··· Information
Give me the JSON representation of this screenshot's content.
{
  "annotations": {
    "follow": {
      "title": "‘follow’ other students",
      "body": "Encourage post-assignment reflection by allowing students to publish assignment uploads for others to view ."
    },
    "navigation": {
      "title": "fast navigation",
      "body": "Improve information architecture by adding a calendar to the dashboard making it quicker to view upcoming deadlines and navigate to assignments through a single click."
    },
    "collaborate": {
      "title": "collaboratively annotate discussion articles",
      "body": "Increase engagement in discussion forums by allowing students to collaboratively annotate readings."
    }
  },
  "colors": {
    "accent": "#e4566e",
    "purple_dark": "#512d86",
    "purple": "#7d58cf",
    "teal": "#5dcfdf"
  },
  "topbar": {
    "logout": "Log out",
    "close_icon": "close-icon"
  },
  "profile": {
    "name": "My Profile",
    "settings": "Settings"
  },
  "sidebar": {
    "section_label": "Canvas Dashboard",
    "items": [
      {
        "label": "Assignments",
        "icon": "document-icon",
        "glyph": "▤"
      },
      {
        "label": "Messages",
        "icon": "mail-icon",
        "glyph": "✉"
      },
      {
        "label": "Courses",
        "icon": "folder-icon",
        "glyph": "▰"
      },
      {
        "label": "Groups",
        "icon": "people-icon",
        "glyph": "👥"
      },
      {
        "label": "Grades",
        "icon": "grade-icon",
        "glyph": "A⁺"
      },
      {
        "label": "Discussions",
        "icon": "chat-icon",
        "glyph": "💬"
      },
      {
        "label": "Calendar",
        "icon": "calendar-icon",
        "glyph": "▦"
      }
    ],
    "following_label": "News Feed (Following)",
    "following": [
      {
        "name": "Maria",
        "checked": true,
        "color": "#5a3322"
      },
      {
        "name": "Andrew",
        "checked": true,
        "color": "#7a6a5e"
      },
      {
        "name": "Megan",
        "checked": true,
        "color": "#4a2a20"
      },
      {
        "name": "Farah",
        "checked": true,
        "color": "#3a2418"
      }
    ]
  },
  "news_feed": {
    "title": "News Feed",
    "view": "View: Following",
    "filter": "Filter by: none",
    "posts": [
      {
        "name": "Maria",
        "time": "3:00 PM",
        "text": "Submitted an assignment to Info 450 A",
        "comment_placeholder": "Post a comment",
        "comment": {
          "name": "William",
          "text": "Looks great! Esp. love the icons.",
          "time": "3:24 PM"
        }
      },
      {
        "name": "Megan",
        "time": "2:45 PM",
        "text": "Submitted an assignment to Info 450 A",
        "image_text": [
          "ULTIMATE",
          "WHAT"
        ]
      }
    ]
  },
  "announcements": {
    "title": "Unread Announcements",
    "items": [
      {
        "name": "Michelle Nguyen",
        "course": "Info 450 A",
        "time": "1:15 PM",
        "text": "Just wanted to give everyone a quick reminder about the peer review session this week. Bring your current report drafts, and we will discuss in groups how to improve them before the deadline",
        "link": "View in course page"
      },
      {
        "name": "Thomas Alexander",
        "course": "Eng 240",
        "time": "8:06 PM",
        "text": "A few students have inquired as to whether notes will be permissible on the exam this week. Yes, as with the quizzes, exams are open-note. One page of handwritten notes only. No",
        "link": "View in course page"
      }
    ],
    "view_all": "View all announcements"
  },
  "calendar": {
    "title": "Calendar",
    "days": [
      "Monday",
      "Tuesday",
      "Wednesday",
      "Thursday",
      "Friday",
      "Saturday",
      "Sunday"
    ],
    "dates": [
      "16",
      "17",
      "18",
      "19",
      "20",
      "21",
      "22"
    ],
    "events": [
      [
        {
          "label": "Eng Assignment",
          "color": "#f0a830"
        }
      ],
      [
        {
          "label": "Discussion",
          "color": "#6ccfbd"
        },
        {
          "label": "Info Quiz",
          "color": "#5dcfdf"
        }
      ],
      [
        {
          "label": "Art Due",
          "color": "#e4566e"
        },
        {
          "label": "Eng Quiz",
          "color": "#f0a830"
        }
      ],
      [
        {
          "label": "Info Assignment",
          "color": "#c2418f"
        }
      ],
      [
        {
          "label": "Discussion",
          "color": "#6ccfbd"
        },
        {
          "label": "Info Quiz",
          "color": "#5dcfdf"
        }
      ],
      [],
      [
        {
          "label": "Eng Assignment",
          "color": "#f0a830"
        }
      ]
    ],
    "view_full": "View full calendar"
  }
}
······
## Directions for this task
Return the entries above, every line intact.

## Response to this exercise
Give me the JSON representation of this screenshot's content.
{
  "annotations": {
    "follow": {
      "title": "‘follow’ other students",
      "body": "Encourage post-assignment reflection by allowing students to publish assignment uploads for others to view ."
    },
    "navigation": {
      "title": "fast navigation",
      "body": "Improve information architecture by adding a calendar to the dashboard making it quicker to view upcoming deadlines and navigate to assignments through a single click."
    },
    "collaborate": {
      "title": "collaboratively annotate discussion articles",
      "body": "Increase engagement in discussion forums by allowing students to collaboratively annotate readings."
    }
  },
  "colors": {
    "accent": "#e4566e",
    "purple_dark": "#512d86",
    "purple": "#7d58cf",
    "teal": "#5dcfdf"
  },
  "topbar": {
    "logout": "Log out",
    "close_icon": "close-icon"
  },
  "profile": {
    "name": "My Profile",
    "settings": "Settings"
  },
  "sidebar": {
    "section_label": "Canvas Dashboard",
    "items": [
      {
        "label": "Assignments",
        "icon": "document-icon",
        "glyph": "▤"
      },
      {
        "label": "Messages",
        "icon": "mail-icon",
        "glyph": "✉"
      },
      {
        "label": "Courses",
        "icon": "folder-icon",
        "glyph": "▰"
      },
      {
        "label": "Groups",
        "icon": "people-icon",
        "glyph": "👥"
      },
      {
        "label": "Grades",
        "icon": "grade-icon",
        "glyph": "A⁺"
      },
      {
        "label": "Discussions",
        "icon": "chat-icon",
        "glyph": "💬"
      },
      {
        "label": "Calendar",
        "icon": "calendar-icon",
        "glyph": "▦"
      }
    ],
    "following_label": "News Feed (Following)",
    "following": [
      {
        "name": "Maria",
        "checked": true,
        "color": "#5a3322"
      },
      {
        "name": "Andrew",
        "checked": true,
        "color": "#7a6a5e"
      },
      {
        "name": "Megan",
        "checked": true,
        "color": "#4a2a20"
      },
      {
        "name": "Farah",
        "checked": true,
        "color": "#3a2418"
      }
    ]
  },
  "news_feed": {
    "title": "News Feed",
    "view": "View: Following",
    "filter": "Filter by: none",
    "posts": [
      {
        "name": "Maria",
        "time": "3:00 PM",
        "text": "Submitted an assignment to Info 450 A",
        "comment_placeholder": "Post a comment",
        "comment": {
          "name": "William",
          "text": "Looks great! Esp. love the icons.",
          "time": "3:24 PM"
        }
      },
      {
        "name": "Megan",
        "time": "2:45 PM",
        "text": "Submitted an assignment to Info 450 A",
        "image_text": [
          "ULTIMATE",
          "WHAT"
        ]
      }
    ]
  },
  "announcements": {
    "title": "Unread Announcements",
    "items": [
      {
        "name": "Michelle Nguyen",
        "course": "Info 450 A",
        "time": "1:15 PM",
        "text": "Just wanted to give everyone a quick reminder about the peer review session this week. Bring your current report drafts, and we will discuss in groups how to improve them before the deadline",
        "link": "View in course page"
      },
      {
        "name": "Thomas Alexander",
        "course": "Eng 240",
        "time": "8:06 PM",
        "text": "A few students have inquired as to whether notes will be permissible on the exam this week. Yes, as with the quizzes, exams are open-note. One page of handwritten notes only. No",
        "link": "View in course page"
      }
    ],
    "view_all": "View all announcements"
  },
  "calendar": {
    "title": "Calendar",
    "days": [
      "Monday",
      "Tuesday",
      "Wednesday",
      "Thursday",
      "Friday",
      "Saturday",
      "Sunday"
    ],
    "dates": [
      "16",
      "17",
      "18",
      "19",
      "20",
      "21",
      "22"
    ],
    "events": [
      [
        {
          "label": "Eng Assignment",
          "color": "#f0a830"
        }
      ],
      [
        {
          "label": "Discussion",
          "color": "#6ccfbd"
        },
        {
          "label": "Info Quiz",
          "color": "#5dcfdf"
        }
      ],
      [
        {
          "label": "Art Due",
          "color": "#e4566e"
        },
        {
          "label": "Eng Quiz",
          "color": "#f0a830"
        }
      ],
      [
        {
          "label": "Info Assignment",
          "color": "#c2418f"
        }
      ],
      [
        {
          "label": "Discussion",
          "color": "#6ccfbd"
        },
        {
          "label": "Info Quiz",
          "color": "#5dcfdf"
        }
      ],
      [],
      [
        {
          "label": "Eng Assignment",
          "color": "#f0a830"
        }
      ]
    ],
    "view_full": "View full calendar"
  }
}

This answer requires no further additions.